“That’s exactly what could have happened here. If those three people, who were appointed, were actually people who represent a cross section of the public then perhaps, who knows the advice given to the King may be different.

“But I think the composition is something we need to have a long hard look at,” said Cheah.

Cheah also said guidelines, measures, and good practices were needed to ensure a pardon would not be granted without justification.

“Maybe remorse or repentance is something that can be taken into account. If a person says they’re not guilty, look at the gravity of the offence.

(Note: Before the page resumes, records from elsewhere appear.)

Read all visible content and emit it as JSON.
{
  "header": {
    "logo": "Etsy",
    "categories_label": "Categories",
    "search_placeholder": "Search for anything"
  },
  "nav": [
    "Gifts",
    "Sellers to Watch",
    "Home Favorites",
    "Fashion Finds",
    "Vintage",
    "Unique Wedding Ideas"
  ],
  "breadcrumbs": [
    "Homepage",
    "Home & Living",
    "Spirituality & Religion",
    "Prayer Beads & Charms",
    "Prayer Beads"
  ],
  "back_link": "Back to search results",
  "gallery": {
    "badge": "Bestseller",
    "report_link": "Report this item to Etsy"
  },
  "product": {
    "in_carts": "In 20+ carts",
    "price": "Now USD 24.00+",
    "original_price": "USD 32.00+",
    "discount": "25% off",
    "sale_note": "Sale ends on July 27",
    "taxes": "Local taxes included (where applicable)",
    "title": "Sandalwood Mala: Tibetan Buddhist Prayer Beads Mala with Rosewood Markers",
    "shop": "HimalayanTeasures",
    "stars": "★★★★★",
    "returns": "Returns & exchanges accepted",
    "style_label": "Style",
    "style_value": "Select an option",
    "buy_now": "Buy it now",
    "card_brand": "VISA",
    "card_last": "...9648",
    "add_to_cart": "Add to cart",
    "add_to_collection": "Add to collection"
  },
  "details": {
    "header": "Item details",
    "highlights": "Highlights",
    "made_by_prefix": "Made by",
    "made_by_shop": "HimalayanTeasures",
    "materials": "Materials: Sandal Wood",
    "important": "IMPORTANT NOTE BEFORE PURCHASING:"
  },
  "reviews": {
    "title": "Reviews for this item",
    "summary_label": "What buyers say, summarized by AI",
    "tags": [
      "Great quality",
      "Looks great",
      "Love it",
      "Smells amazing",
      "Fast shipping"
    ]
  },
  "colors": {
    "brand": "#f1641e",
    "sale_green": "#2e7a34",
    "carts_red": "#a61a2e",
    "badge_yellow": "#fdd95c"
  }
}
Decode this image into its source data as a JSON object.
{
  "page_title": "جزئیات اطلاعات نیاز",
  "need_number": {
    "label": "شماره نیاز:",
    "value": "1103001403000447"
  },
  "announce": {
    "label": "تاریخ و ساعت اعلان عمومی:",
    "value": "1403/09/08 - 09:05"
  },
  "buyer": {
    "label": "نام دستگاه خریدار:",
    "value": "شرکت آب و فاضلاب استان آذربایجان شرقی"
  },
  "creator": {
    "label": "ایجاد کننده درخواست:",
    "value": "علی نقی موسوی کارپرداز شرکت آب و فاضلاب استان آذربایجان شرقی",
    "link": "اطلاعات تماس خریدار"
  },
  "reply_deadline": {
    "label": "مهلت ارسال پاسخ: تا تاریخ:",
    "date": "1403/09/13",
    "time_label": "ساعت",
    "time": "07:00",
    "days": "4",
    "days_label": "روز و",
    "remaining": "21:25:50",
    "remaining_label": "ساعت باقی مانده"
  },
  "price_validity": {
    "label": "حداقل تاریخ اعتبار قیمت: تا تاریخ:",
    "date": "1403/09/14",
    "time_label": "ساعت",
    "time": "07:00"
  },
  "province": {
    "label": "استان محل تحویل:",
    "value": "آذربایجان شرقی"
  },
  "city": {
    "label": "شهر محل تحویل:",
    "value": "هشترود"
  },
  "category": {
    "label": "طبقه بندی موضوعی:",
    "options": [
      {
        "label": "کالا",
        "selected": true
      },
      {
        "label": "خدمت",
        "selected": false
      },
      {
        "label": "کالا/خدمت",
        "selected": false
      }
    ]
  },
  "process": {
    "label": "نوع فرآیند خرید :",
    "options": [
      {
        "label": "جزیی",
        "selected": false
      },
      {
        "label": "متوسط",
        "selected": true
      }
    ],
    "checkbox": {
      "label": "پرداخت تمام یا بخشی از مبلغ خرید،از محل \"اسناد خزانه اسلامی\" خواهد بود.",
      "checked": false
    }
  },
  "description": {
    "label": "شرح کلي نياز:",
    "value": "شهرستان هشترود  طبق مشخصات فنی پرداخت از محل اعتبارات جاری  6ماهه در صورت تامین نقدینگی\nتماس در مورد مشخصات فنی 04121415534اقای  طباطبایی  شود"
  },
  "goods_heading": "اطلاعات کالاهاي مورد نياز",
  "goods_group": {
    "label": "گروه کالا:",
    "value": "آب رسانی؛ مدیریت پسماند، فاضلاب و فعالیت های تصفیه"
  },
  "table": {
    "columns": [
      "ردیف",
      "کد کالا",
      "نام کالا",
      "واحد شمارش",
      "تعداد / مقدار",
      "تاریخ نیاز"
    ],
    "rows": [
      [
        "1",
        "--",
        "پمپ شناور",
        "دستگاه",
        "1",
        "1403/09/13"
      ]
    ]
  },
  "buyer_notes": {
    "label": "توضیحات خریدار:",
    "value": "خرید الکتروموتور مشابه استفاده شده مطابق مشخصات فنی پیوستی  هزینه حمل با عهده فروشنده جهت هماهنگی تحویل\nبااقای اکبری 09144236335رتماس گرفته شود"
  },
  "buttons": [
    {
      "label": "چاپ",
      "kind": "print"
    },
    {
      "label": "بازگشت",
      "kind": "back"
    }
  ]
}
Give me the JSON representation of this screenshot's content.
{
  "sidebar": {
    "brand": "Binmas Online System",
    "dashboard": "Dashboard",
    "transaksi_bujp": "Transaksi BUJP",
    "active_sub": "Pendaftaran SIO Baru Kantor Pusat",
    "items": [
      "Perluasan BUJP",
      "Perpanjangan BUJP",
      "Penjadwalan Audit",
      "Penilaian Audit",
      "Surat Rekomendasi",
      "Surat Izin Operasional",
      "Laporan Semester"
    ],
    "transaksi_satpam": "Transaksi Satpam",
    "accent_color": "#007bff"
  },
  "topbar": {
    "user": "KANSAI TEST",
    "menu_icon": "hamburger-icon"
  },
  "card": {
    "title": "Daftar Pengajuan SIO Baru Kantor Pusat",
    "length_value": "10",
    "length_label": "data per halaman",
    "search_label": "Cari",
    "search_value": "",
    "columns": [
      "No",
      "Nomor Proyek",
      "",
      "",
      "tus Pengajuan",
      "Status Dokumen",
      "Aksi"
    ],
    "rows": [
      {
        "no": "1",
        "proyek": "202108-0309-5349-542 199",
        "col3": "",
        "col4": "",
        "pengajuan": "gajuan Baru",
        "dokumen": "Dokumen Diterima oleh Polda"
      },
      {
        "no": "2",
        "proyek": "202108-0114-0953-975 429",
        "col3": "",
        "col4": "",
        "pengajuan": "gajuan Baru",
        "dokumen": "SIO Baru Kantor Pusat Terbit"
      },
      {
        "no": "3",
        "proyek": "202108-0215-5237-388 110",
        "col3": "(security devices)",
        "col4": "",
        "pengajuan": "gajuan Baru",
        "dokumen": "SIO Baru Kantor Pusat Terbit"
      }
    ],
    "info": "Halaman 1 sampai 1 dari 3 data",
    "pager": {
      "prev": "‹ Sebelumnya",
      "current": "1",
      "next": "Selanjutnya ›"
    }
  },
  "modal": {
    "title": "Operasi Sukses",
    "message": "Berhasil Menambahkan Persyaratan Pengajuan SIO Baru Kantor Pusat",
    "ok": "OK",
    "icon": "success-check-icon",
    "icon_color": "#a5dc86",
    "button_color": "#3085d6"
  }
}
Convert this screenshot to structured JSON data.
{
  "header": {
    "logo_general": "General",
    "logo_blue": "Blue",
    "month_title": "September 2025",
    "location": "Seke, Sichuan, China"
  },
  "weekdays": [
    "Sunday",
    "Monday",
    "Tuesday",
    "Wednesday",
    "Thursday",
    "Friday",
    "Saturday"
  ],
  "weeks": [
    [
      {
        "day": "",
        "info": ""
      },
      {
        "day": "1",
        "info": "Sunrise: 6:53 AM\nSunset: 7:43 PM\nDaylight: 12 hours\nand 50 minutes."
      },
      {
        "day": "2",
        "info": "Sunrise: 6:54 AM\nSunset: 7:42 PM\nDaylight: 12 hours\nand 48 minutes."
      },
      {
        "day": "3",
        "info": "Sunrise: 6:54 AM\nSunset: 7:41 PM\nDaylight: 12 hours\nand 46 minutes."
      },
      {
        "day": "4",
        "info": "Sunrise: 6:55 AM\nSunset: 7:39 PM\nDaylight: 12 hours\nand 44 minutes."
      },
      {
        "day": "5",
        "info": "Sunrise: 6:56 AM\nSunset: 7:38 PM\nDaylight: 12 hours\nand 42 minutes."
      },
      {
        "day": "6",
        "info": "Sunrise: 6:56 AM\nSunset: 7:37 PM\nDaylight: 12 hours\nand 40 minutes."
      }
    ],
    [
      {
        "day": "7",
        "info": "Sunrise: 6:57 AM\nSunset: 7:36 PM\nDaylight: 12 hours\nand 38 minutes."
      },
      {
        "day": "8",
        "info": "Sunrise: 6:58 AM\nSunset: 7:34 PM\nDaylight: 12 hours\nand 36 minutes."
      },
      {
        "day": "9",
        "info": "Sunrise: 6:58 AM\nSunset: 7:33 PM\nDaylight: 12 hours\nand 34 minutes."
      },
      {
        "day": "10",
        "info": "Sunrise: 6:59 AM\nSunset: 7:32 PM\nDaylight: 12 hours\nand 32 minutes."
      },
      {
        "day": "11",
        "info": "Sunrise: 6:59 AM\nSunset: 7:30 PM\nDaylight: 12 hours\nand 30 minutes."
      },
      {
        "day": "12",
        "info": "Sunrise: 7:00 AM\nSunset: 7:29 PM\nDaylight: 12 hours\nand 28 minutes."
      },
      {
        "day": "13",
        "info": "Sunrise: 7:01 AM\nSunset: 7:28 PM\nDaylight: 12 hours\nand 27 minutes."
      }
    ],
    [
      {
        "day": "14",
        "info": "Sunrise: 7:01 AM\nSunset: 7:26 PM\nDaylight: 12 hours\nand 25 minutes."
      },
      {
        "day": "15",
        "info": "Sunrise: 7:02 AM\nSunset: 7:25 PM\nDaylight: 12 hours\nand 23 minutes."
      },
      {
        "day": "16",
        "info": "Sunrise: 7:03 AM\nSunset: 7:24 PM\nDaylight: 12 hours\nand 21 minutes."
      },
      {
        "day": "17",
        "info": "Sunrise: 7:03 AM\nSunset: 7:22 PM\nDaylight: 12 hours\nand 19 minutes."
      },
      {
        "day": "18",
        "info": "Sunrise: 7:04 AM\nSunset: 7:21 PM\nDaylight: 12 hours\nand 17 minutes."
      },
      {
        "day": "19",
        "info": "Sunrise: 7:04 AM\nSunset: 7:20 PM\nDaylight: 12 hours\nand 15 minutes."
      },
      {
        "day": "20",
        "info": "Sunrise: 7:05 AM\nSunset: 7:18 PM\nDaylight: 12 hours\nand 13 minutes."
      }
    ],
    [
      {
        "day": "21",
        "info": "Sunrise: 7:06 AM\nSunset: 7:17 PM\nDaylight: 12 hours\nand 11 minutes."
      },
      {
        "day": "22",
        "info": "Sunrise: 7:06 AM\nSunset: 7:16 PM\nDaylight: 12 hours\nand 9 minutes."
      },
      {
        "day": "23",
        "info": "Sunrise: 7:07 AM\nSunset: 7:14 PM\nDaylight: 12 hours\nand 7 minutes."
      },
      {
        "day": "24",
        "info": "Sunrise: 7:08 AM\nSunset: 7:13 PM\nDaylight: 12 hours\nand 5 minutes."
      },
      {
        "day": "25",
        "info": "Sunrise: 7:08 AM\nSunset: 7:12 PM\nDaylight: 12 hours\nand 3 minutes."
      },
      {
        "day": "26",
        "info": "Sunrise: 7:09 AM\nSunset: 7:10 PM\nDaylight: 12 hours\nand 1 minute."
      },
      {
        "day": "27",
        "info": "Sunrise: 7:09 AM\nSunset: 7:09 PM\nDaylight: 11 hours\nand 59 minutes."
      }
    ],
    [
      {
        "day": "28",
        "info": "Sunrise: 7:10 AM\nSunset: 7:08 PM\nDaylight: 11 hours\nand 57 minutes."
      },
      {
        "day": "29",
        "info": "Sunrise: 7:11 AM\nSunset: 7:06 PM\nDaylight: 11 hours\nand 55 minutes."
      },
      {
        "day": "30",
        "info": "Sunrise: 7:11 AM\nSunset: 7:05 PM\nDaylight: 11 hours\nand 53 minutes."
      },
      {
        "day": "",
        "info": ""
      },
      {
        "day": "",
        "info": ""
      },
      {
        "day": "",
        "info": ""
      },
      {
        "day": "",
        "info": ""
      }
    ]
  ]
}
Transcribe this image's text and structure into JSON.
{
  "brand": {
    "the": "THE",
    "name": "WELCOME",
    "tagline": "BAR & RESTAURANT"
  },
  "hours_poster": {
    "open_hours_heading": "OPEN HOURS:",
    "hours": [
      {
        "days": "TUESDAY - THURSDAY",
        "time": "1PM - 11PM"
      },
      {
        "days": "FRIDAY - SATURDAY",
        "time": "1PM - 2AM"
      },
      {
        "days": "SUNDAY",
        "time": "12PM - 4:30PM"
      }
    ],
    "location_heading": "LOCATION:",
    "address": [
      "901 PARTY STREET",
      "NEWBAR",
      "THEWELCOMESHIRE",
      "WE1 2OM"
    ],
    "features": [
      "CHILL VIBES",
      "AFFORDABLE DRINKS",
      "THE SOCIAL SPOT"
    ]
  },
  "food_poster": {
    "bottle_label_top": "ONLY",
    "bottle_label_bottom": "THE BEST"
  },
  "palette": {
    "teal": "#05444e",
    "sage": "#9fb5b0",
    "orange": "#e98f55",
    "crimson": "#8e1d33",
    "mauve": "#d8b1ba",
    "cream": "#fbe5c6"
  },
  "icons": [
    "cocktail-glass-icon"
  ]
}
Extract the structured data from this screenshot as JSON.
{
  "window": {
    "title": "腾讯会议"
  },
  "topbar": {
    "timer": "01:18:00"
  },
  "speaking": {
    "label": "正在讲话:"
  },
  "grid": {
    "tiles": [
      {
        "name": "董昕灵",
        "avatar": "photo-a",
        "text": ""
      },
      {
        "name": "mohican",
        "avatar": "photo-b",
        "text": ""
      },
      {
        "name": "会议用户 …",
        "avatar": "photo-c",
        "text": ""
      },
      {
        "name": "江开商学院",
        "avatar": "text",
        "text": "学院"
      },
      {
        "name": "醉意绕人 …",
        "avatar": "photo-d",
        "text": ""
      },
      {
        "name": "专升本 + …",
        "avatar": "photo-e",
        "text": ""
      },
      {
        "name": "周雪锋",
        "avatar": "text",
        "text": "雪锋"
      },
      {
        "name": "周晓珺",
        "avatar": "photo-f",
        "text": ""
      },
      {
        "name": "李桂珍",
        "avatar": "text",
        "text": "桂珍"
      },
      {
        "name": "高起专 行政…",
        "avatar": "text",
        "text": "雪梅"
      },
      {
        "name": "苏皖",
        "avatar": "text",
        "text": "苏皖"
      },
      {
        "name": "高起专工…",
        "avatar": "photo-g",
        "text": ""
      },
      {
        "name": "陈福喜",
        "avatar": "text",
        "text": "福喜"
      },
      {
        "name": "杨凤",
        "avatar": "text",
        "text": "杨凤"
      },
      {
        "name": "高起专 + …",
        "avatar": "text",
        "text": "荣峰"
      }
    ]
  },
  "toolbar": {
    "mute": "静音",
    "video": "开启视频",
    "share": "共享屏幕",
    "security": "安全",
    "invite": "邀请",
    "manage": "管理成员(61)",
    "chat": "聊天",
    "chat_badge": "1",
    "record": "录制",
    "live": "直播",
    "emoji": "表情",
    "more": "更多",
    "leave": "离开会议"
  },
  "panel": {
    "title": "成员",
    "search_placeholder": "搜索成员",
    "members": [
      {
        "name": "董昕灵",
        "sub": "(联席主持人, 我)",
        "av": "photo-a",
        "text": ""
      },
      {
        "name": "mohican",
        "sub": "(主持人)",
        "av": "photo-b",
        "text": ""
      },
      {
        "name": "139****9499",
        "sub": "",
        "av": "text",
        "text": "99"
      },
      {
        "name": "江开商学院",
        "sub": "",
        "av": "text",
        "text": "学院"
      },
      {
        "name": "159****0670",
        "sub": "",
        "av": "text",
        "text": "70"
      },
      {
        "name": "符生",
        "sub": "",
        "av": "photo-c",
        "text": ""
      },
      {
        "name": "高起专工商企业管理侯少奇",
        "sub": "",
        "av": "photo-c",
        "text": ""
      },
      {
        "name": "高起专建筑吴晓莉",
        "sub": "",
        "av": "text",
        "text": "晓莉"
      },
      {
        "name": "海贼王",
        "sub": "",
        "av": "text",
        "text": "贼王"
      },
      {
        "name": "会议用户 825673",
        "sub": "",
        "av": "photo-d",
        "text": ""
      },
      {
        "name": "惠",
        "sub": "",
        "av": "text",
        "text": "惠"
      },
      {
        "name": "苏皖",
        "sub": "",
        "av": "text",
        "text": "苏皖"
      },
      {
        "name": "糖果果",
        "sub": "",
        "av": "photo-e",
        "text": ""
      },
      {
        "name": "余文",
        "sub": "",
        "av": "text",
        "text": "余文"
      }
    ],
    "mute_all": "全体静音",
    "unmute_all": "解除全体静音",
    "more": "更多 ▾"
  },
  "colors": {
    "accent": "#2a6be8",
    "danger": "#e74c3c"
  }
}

In this case we have a prime minister who actually looted money which was supposed to go to the benefit of the country but now we are all victims, so the gravity of the offence is something that has got to be considered,” she said.

Other attendees of the forum include legal scholar Emeritus Professor Datuk Dr Hj Shad Saleem Faruqi (3rd, right), Singapore Institute of International Affairs senior fellow Oh Ei Sun (right) and lawyer Tan Sri Muhammad Shafee Abdullah (4th, left). — Picture by Raymond Manuel
—Picture by Raymond Manuel
Other attendees of the forum include legal scholar Emeritus Professor Datuk Dr Hj Shad Saleem Faruqi (3rd, right), Singapore Institute of International Affairs senior fellow Oh Ei Sun (right) and lawyer Tan Sri Muhammad Shafee Abdullah (4th, left). — Picture by Raymond Manuel —Picture by Raymond Manuel

Other attendees of the forum include legal scholar Emeritus Professor Datuk Dr Hj Shad Saleem Faruqi (3rd, right), Singapore Institute of International Affairs senior fellow Oh Ei Sun (right) and lawyer Tan Sri Muhammad Shafee Abdullah (4th, left). — Picture by Raymond Manuel —Picture by Raymond Manuel

Singapore Institute of International Affairs senior fellow Oh Ei Sun said some discretion was needed when granting pardons or when acting on the advice of a Pardons Board.

There has been not much information released regarding the decision to pardon Najib beyond Shafee’s claim that the Agong had considered a full pardon for Najib, along with conflicting claims that some members of the board had felt the ex-prime minister should serve out his full sentence.

Oh said that at the minimum, the attorney general should not have a seat on the board as this would put him in conflict with his other roles such as the public prosecutor.

“He is an interested party so if we do have a separation of powers between the public prosecutor and the attorney general, then it’s OK since they have the legal advice of the government to sit on the Pardons Board,” he said.

Oh said this could be allowed in states such as Sabah where the state attorney general does not decide prosecutions.

Najib has been imprisoned since August 23, 2022, after the Federal Court upheld his conviction for criminal breach of trust, power abuse and money laundering over the misappropriation of SRC International Sdn Bhd’s funds.

He still has an ongoing trial involving 1Malaysia Development Berhad (1MDB) funds worth RM2.27 billion in which he has been charged with four counts of abuse of power and 21 counts of money laundering.